First stop: A scamper through Museo of Arte Moderno where you can see the jaw dropping Las Dos Fridas in person. Second stop: Museo Frida Kahlo aka Casa Azul, Kahlo’s extraordinary home/museum in Coyoacán, thirty minutes outside of Mexico City.
My 3-day pilgrimage to Kahlo country during my “gravel drag” altered the trajectory of my life; it might inspire and comfort you as well.
7. Kahlo’s Death Demolished Diego
Rivera may have acted at times like Kahlo wasn’t of primary importance to him, but what happened after she died tells a different story.
According to Hayden Herrera, art historian and author of Frida: A Biography of Frida Kahlo: “When Frida died, Rivera was like: “[…] a soul cut in two. His great frog face sagged into folds of age and sorrow. He dug the nails into the palms of his clenched fists over and over again until they bled.”
Friends and family said Diego immediately aged 20 years after Kahlo was buried.
Rivera wrote in his autobiography: “July 13th 1954, was the most tragic day of my life. I had lost my beloved Frida forever…too late now, I realized that the most wonderful part of my life had been my love for Frida.”
Rivera lived barely 3 more years, and then passed into history himself in 1957.
Tip 7 For Creatives: Leave Fame to the Fates

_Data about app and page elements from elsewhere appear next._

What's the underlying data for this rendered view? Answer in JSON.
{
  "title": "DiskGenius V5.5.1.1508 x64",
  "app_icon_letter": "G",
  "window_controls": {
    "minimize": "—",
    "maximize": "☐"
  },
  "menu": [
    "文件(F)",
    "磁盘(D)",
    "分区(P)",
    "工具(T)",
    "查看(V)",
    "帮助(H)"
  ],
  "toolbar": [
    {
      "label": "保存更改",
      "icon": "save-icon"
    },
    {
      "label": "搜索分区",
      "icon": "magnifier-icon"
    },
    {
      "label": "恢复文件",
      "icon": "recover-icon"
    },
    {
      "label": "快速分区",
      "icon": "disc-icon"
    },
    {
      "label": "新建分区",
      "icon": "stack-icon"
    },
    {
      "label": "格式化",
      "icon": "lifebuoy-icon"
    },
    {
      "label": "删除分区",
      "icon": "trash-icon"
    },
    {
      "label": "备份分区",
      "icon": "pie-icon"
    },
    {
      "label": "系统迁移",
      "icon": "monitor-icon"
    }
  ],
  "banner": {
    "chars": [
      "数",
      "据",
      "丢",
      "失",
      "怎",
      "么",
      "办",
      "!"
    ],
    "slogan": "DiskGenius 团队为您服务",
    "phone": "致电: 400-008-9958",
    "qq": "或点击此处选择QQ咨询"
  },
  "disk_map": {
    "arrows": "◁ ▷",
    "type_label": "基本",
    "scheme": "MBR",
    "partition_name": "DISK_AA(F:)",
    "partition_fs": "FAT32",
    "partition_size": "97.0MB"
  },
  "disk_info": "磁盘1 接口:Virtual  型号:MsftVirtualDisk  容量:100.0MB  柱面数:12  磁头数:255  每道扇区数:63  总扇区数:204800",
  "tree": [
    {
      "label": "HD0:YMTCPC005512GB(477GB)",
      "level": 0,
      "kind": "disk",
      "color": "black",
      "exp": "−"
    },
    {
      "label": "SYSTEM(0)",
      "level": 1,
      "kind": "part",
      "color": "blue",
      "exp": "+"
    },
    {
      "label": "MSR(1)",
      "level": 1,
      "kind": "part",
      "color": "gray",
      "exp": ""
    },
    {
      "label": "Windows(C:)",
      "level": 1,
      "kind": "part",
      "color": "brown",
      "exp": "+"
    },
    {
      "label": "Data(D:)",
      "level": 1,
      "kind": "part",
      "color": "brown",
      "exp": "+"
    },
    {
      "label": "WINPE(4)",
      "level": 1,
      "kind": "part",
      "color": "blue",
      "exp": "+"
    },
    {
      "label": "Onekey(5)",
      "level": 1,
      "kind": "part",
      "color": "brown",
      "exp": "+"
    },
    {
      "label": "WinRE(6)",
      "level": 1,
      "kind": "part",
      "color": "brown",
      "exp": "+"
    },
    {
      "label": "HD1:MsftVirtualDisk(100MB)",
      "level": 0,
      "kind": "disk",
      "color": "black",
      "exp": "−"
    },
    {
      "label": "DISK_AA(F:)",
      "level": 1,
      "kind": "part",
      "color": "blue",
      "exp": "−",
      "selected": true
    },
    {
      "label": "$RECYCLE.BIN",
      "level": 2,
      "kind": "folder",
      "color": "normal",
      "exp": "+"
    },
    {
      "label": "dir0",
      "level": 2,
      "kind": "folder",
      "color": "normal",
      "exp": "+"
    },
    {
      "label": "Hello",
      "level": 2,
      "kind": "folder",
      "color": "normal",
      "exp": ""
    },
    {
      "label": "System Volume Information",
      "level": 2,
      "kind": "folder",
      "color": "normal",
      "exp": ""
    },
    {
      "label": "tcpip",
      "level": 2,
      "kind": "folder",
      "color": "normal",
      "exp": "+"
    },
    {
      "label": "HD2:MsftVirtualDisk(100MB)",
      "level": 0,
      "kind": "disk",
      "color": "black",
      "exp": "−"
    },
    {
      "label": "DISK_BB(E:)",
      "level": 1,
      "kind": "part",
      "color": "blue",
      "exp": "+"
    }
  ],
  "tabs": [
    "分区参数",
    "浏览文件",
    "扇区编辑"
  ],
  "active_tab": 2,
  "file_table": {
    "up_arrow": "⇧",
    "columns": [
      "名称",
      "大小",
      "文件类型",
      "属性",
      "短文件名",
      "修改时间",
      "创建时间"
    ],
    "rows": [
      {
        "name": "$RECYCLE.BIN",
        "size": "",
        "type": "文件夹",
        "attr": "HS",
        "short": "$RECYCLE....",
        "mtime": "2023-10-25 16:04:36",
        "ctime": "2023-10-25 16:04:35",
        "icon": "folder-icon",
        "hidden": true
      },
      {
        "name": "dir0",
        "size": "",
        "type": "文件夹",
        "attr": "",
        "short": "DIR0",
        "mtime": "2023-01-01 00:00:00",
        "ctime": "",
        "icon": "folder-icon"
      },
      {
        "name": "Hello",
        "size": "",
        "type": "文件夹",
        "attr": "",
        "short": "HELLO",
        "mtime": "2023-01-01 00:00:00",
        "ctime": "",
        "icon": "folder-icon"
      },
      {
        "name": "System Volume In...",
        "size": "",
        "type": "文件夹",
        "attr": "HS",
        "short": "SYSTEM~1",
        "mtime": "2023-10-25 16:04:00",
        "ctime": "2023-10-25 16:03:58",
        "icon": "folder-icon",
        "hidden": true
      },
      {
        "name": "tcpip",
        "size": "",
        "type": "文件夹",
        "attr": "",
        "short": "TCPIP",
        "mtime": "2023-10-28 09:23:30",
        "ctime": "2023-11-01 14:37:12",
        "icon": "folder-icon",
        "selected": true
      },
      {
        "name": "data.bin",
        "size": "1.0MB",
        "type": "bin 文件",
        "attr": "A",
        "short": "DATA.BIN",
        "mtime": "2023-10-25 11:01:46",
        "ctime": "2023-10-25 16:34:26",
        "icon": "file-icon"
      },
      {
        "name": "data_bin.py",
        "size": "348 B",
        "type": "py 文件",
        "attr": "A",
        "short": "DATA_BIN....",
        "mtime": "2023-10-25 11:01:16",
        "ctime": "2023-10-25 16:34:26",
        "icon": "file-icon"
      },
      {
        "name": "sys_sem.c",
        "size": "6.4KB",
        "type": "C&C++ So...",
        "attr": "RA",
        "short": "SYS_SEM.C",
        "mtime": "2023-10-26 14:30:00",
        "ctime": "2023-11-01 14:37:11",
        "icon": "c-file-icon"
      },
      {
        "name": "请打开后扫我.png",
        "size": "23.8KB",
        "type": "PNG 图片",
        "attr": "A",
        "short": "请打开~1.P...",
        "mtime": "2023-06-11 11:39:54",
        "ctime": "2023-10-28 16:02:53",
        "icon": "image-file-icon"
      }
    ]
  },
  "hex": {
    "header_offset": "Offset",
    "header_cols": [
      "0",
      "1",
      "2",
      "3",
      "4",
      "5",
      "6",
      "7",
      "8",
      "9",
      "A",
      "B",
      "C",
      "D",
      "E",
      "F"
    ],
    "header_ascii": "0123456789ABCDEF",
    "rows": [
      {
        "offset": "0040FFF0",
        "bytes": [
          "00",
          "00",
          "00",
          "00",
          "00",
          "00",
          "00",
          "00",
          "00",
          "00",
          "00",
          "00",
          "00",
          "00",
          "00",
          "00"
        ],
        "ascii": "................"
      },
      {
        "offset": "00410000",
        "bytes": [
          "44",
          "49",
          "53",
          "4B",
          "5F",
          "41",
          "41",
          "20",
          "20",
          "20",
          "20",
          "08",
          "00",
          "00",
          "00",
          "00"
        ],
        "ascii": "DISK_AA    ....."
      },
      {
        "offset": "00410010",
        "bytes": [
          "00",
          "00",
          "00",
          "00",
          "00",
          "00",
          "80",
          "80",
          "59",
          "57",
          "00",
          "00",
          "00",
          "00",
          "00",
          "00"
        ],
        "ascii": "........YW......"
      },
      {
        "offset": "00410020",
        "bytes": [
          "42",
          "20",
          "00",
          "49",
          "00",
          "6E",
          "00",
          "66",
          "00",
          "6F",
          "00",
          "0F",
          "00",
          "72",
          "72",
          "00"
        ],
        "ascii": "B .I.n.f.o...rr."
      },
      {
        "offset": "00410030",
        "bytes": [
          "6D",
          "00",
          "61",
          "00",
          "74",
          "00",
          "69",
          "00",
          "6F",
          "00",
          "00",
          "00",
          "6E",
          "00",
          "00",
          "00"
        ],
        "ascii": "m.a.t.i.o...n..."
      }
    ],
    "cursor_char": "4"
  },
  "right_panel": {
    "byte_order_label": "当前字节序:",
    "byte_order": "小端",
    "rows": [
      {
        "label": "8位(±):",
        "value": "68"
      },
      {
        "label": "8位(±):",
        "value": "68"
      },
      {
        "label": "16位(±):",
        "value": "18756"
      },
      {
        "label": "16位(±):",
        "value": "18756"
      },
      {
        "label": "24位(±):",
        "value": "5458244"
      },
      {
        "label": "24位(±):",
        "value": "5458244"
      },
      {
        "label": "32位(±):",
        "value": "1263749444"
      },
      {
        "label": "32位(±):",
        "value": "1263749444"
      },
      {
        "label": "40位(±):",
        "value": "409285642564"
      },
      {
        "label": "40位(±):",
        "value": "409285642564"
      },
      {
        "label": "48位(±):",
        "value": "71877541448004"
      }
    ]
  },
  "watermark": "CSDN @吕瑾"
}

You never know how important you are to another, or how impactful your art will be to future readers, viewers, or listeners.
Kahlo was an under-sung artist in her lifetime.
She was only widely celebrated decades after her death with the rise of the feminist art movement in the 1970’s.
Frida’s fame has soared ever since.
Shamelessly get your creative freak on. If folks don’t get you now, never fear, you may be the new Frida to millions of young people‑ in the 2060’s.
But if you can, leave the aspiration of fame to the fates. Instead, be bold, be flawed, be eccentric and beautiful in your own way and like Frida, you will receive a bigger boon than public approval.
You will not die having lived an unlived life.
“The tragedy of life is not that it ends so soon, but that we wait so long to begin it.”—W.M. Lewis
If you liked this post you might like to read my post on O’Keeffe, Dali, Rachel Carson , van Gogh , Hopper & Matisse or Beatrice Wood.
The Charmed Studio is on YouTube.
This post is dedicated to my friend Elizabeth whose kindness, bravery and affirmation allowed me to show up here on the page as myself.
Banner image: Detail of “Frida Kahlo,” silver gelatin print taken by Kahlo’s father Guillermo in 1932.
Further Resources To Explore:
Faces of Frida: A giant new app that takes a closer look at the many faces of Frida Kahlo through her life, art and legacy.